What are we to make of the latest events in Libya, where the feared and hated despot Muammar al-Qaddafi appears to be at the end of his long reign? Will the revolution there lead to unity and democracy or tribal warfare and chaos? And how will Qaddafi’s fate impact on Syrian president Bashar al-Assad, whose continued defiance in spite of calls for his ouster is sure to garner even more attention now as the international spotlight turns to him?

As the Arab Spring has evolved into complex series of protests and uprisings, the only clarity is in recognizing that the Arab world is in a state of deep and disturbing confusion that will play itself out over an extended period of time.

An optimist will note that autocratic leaders have been replaced or put on notice that the will and needs of the people can no longer be ignored, and that the impulse for basic human dignities and freedom will prevail. A pessimist will insist that for all the drama of large-scale protests among citizens calling for modernized change, the end result in countries may be internal fighting or the rule of Islamic fundamentalists.

Certainly the political and military fate of Egypt is of great and immediate concern to Jerusalem and its supporters.

Last week’s violence underscored just how fragile relations are between Israel and Egypt. Even though the Netanyahu government and the temporary military leadership in Cairo recognized the need to pull back from the brink, it is clear that the worrisome level of anti-Israel sentiment among the population cannot be ignored.

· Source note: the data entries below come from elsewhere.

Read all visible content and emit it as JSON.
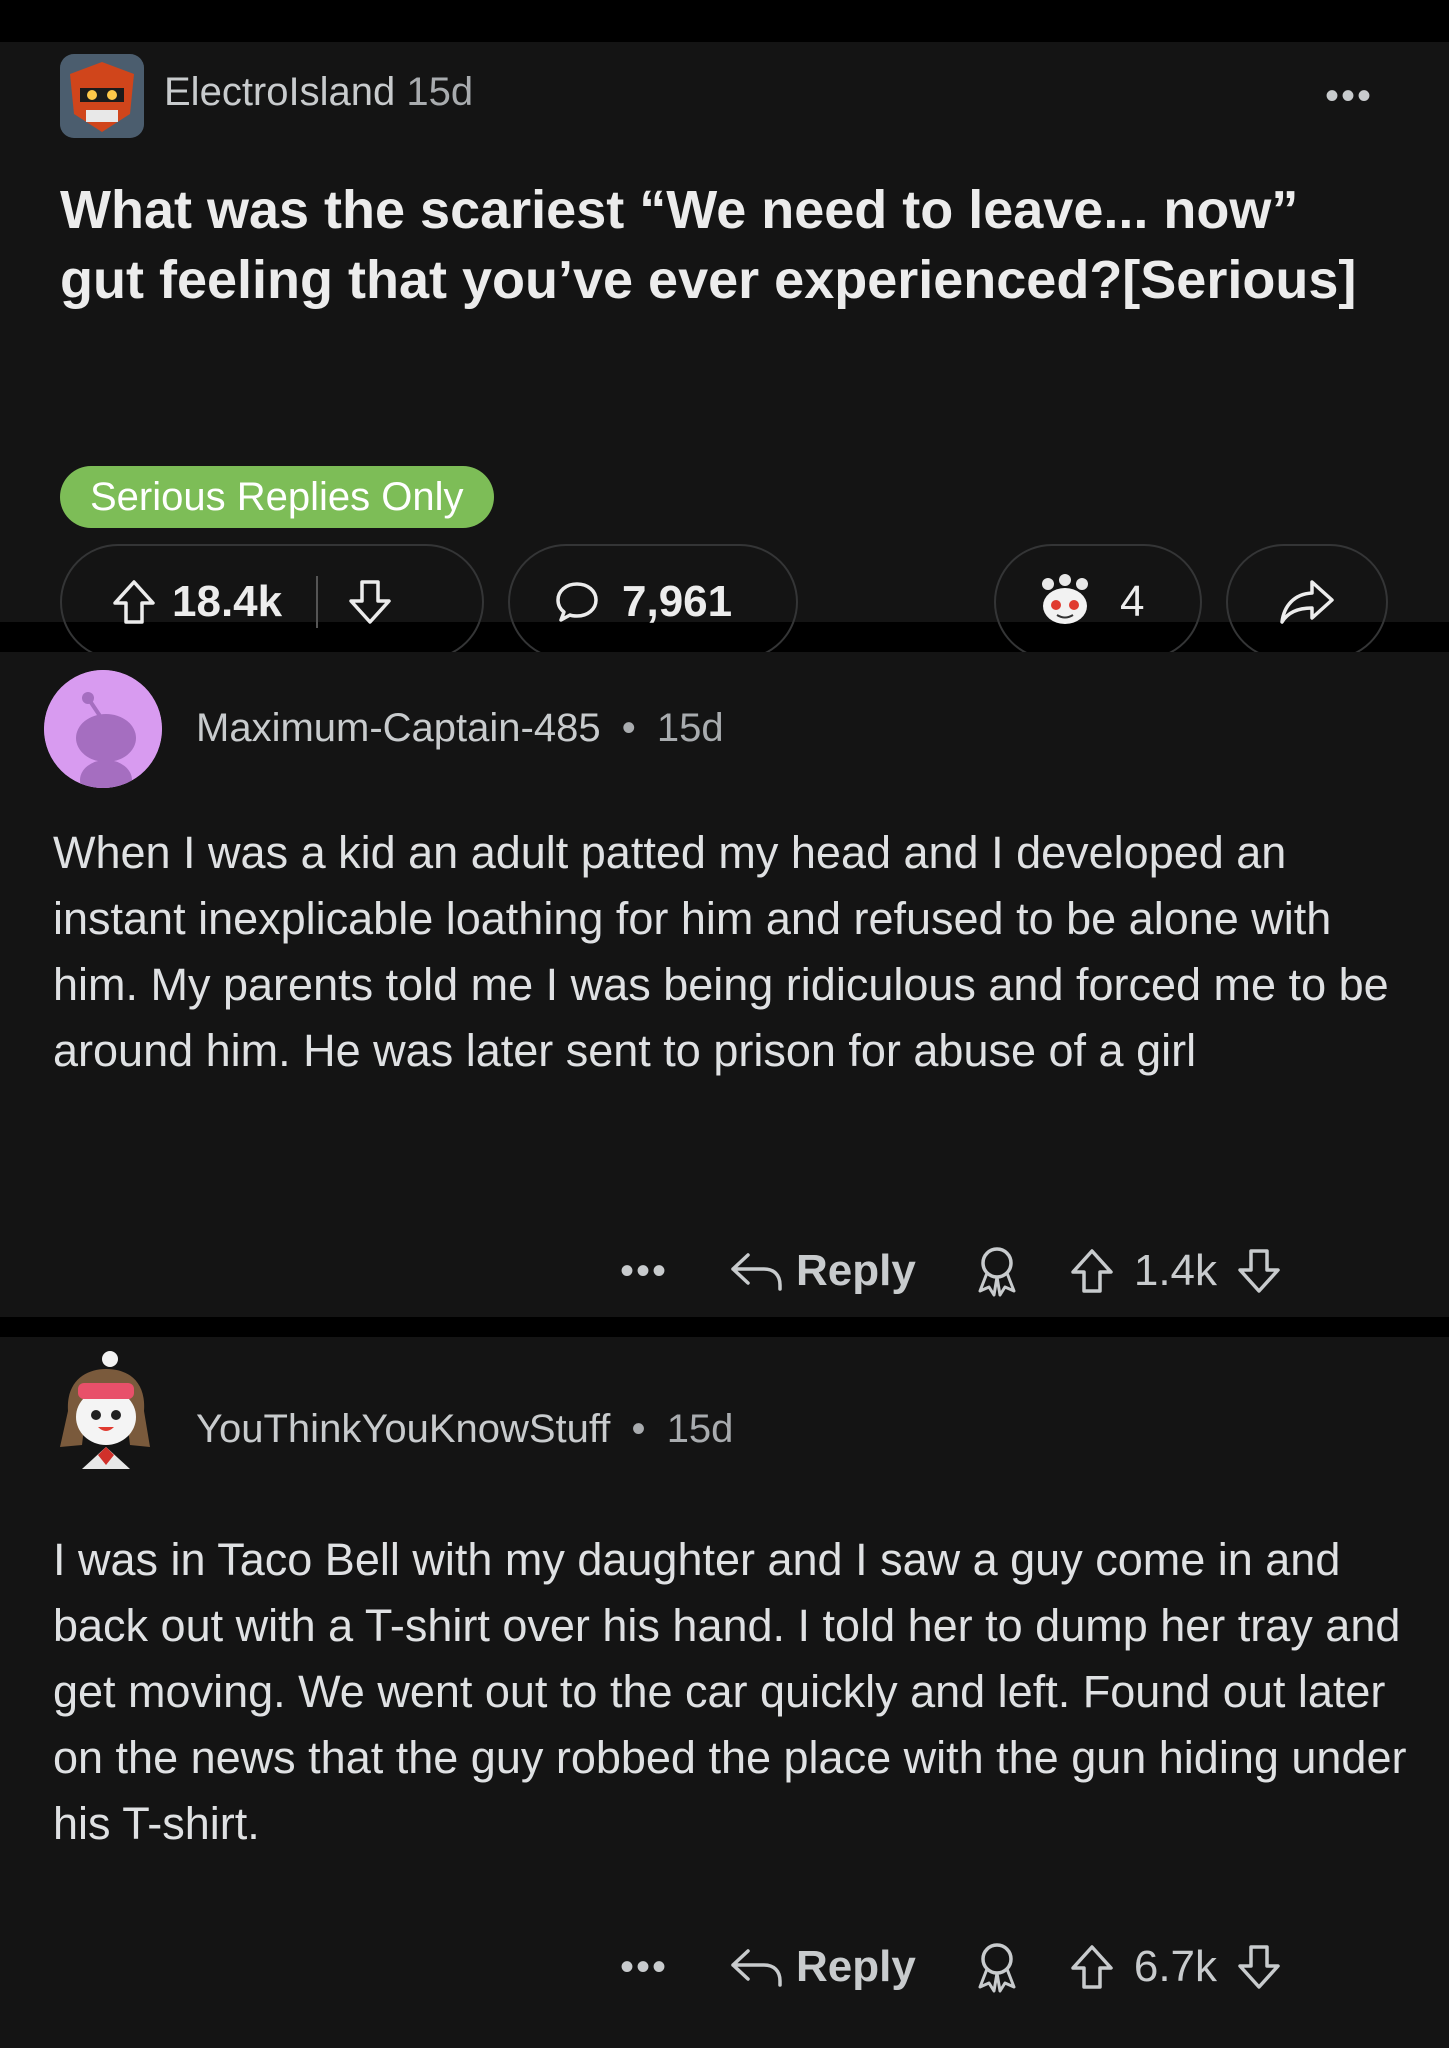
{
  "post": {
    "author": "ElectroIsland",
    "age": "15d",
    "title": "What was the scariest “We need to leave... now” gut feeling that you’ve ever experienced?[Serious]",
    "flair": "Serious Replies Only",
    "upvotes": "18.4k",
    "comments": "7,961",
    "awards": "4",
    "flair_color": "#7dbd57"
  },
  "comments": [
    {
      "author": "Maximum-Captain-485",
      "age": "15d",
      "separator": "•",
      "body": "When I was a kid an adult patted my head and I developed an instant inexplicable loathing for him and refused to be alone with him. My parents told me I was being ridiculous and forced me to be around him. He was later sent to prison for abuse of a girl",
      "reply_label": "Reply",
      "score": "1.4k"
    },
    {
      "author": "YouThinkYouKnowStuff",
      "age": "15d",
      "separator": "•",
      "body": "I was in Taco Bell with my daughter and I saw a guy come in and back out with a T-shirt over his hand. I told her to dump her tray and get moving. We went out to the car quickly and left. Found out later on the news that the guy robbed the place with the gun hiding under his T-shirt.",
      "reply_label": "Reply",
      "score": "6.7k"
    }
  ],
  "icons": [
    "more-icon",
    "upvote-icon",
    "downvote-icon",
    "comment-icon",
    "award-icon",
    "share-icon",
    "reply-icon"
  ]
}
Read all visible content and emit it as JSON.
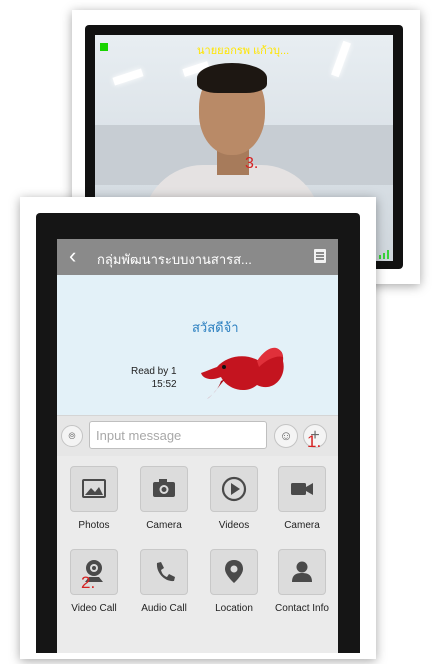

Even a moderate new government in Cairo will feel the need to balance the strategic and economic reasons for a stable Egypt-Israel relationship, with the desire to bend to the will of Egyptians who see Israel as the enemy.

In more specific terms, Israel is worried that the Sinai border, which had been carefully patrolled under President Mubarak, will become an increasingly dangerous flashpoint for stateless terrorists to inflame the region through acts of violence.

Amr Moussa, former head of the Arab League and longtime bitter and outspoken critic of Israel, is a leading candidate for the Egyptian presidency, and his popularity is due in large measure to his well-known views on Jerusalem. There are also increasing indications that the Islamist parties, most notably the Muslim Brotherhood, are gaining traction and are sure to play a key role in the future government.

Egyptians may not be missing Mubarak now, but more and more Israelis are.

That doesn’t mean that Israelis are opposed to greater democracy in the Arab world. On the contrary, they value, support and long for it. But they also recognize that ousting a despot doesn’t necessarily lead to an open society. We are still at the beginning of the process that began in Tunisia last winter and spread across the region. There is still great hope that the first steps toward true democracy have been taken by brave citizens in the Arab world. Now Western governments from Washington to Jerusalem must do what they can, more often behind the scenes, to support the cause. But there is a long way to go, and the outcome is far from certain.